● **GOAL OF THE EXERCISE**
Give all of the listing again word for word, with images excluded.
==== DATA RECORDS ====
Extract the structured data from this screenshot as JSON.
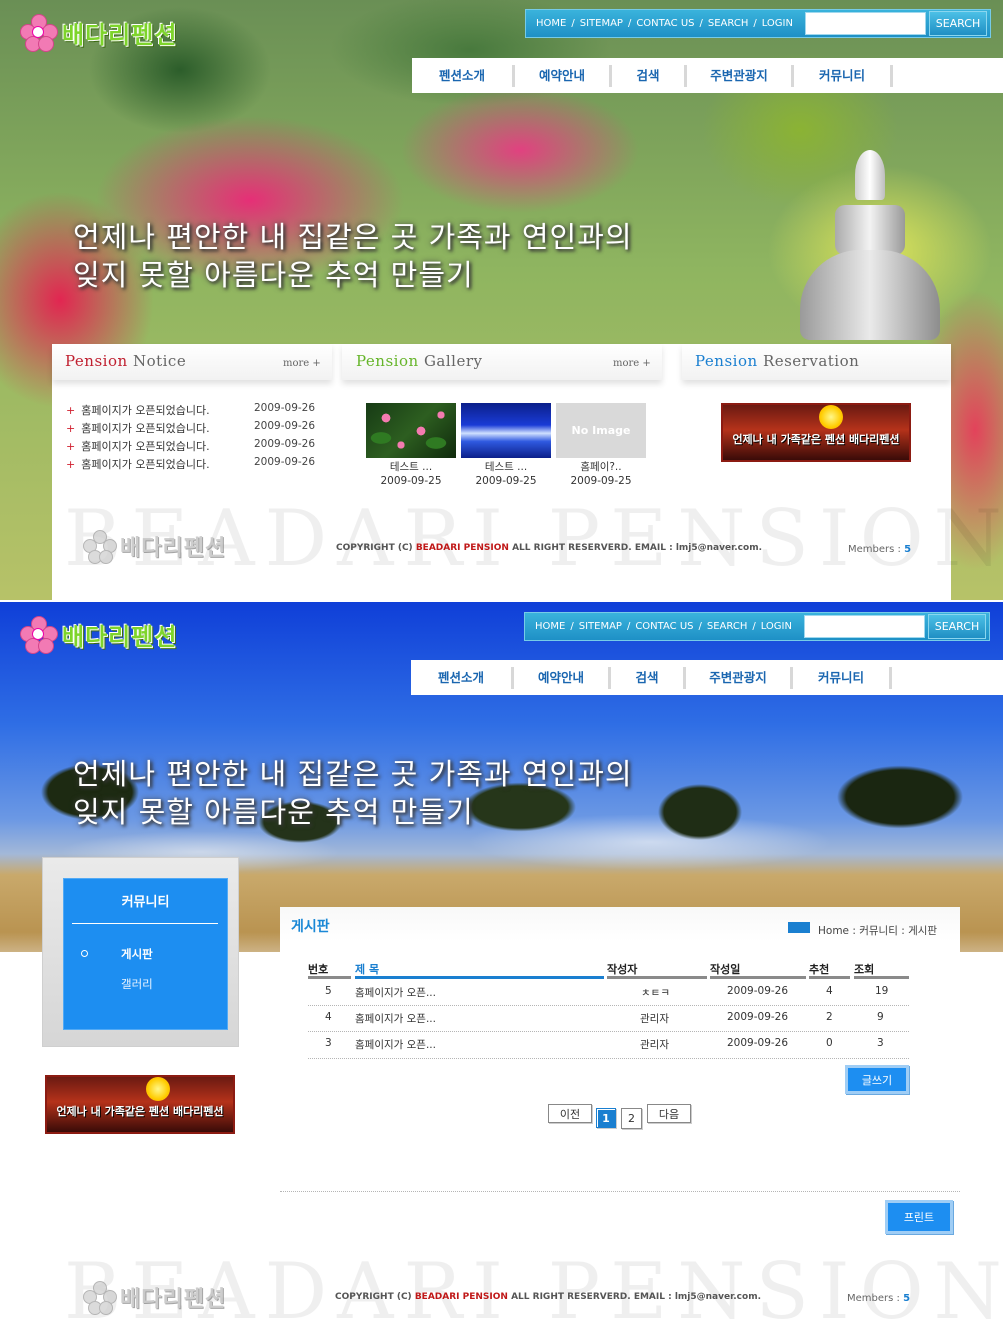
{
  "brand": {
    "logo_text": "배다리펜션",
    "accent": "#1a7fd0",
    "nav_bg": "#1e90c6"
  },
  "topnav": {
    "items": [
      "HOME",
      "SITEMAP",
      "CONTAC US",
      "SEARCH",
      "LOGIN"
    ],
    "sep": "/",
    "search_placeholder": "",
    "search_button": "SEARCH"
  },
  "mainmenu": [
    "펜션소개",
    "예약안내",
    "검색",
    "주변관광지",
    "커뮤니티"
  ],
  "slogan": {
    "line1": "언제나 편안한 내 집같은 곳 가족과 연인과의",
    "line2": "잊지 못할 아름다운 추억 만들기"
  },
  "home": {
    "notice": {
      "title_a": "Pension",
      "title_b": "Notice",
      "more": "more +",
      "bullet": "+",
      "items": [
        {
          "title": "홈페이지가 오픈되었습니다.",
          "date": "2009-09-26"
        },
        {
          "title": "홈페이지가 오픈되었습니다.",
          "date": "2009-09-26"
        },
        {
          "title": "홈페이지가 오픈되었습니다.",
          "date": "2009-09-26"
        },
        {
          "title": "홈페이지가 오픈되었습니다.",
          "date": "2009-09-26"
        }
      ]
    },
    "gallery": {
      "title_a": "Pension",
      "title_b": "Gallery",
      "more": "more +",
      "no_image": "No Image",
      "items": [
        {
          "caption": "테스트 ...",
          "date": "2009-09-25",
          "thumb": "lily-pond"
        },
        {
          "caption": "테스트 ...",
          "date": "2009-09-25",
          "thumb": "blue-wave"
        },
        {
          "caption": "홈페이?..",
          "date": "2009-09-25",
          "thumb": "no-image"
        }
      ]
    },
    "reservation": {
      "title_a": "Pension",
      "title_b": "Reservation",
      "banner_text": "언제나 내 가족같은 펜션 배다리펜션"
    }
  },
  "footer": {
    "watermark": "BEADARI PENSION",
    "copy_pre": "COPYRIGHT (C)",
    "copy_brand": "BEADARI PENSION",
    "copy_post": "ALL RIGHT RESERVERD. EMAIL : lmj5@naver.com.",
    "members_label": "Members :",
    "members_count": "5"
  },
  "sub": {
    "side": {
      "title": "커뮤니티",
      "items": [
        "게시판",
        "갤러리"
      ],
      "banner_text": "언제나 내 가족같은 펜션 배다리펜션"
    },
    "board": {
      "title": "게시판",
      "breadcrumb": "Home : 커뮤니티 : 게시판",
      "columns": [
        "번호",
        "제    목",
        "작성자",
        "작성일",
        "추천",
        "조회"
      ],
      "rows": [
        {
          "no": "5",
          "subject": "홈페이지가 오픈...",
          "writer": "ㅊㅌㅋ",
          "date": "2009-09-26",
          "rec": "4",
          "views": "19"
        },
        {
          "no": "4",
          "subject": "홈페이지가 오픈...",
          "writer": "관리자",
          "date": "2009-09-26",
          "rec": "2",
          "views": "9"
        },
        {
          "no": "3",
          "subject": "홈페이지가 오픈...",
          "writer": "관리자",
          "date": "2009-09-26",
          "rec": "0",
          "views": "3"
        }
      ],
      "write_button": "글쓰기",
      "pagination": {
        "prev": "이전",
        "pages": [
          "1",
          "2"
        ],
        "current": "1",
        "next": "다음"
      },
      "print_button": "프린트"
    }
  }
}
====
● **ANSWER SPACE**
Extract the structured data from this screenshot as JSON.
{
  "brand": {
    "logo_text": "배다리펜션",
    "accent": "#1a7fd0",
    "nav_bg": "#1e90c6"
  },
  "topnav": {
    "items": [
      "HOME",
      "SITEMAP",
      "CONTAC US",
      "SEARCH",
      "LOGIN"
    ],
    "sep": "/",
    "search_placeholder": "",
    "search_button": "SEARCH"
  },
  "mainmenu": [
    "펜션소개",
    "예약안내",
    "검색",
    "주변관광지",
    "커뮤니티"
  ],
  "slogan": {
    "line1": "언제나 편안한 내 집같은 곳 가족과 연인과의",
    "line2": "잊지 못할 아름다운 추억 만들기"
  },
  "home": {
    "notice": {
      "title_a": "Pension",
      "title_b": "Notice",
      "more": "more +",
      "bullet": "+",
      "items": [
        {
          "title": "홈페이지가 오픈되었습니다.",
          "date": "2009-09-26"
        },
        {
          "title": "홈페이지가 오픈되었습니다.",
          "date": "2009-09-26"
        },
        {
          "title": "홈페이지가 오픈되었습니다.",
          "date": "2009-09-26"
        },
        {
          "title": "홈페이지가 오픈되었습니다.",
          "date": "2009-09-26"
        }
      ]
    },
    "gallery": {
      "title_a": "Pension",
      "title_b": "Gallery",
      "more": "more +",
      "no_image": "No Image",
      "items": [
        {
          "caption": "테스트 ...",
          "date": "2009-09-25",
          "thumb": "lily-pond"
        },
        {
          "caption": "테스트 ...",
          "date": "2009-09-25",
          "thumb": "blue-wave"
        },
        {
          "caption": "홈페이?..",
          "date": "2009-09-25",
          "thumb": "no-image"
        }
      ]
    },
    "reservation": {
      "title_a": "Pension",
      "title_b": "Reservation",
      "banner_text": "언제나 내 가족같은 펜션 배다리펜션"
    }
  },
  "footer": {
    "watermark": "BEADARI PENSION",
    "copy_pre": "COPYRIGHT (C)",
    "copy_brand": "BEADARI PENSION",
    "copy_post": "ALL RIGHT RESERVERD. EMAIL : lmj5@naver.com.",
    "members_label": "Members :",
    "members_count": "5"
  },
  "sub": {
    "side": {
      "title": "커뮤니티",
      "items": [
        "게시판",
        "갤러리"
      ],
      "banner_text": "언제나 내 가족같은 펜션 배다리펜션"
    },
    "board": {
      "title": "게시판",
      "breadcrumb": "Home : 커뮤니티 : 게시판",
      "columns": [
        "번호",
        "제    목",
        "작성자",
        "작성일",
        "추천",
        "조회"
      ],
      "rows": [
        {
          "no": "5",
          "subject": "홈페이지가 오픈...",
          "writer": "ㅊㅌㅋ",
          "date": "2009-09-26",
          "rec": "4",
          "views": "19"
        },
        {
          "no": "4",
          "subject": "홈페이지가 오픈...",
          "writer": "관리자",
          "date": "2009-09-26",
          "rec": "2",
          "views": "9"
        },
        {
          "no": "3",
          "subject": "홈페이지가 오픈...",
          "writer": "관리자",
          "date": "2009-09-26",
          "rec": "0",
          "views": "3"
        }
      ],
      "write_button": "글쓰기",
      "pagination": {
        "prev": "이전",
        "pages": [
          "1",
          "2"
        ],
        "current": "1",
        "next": "다음"
      },
      "print_button": "프린트"
    }
  }
}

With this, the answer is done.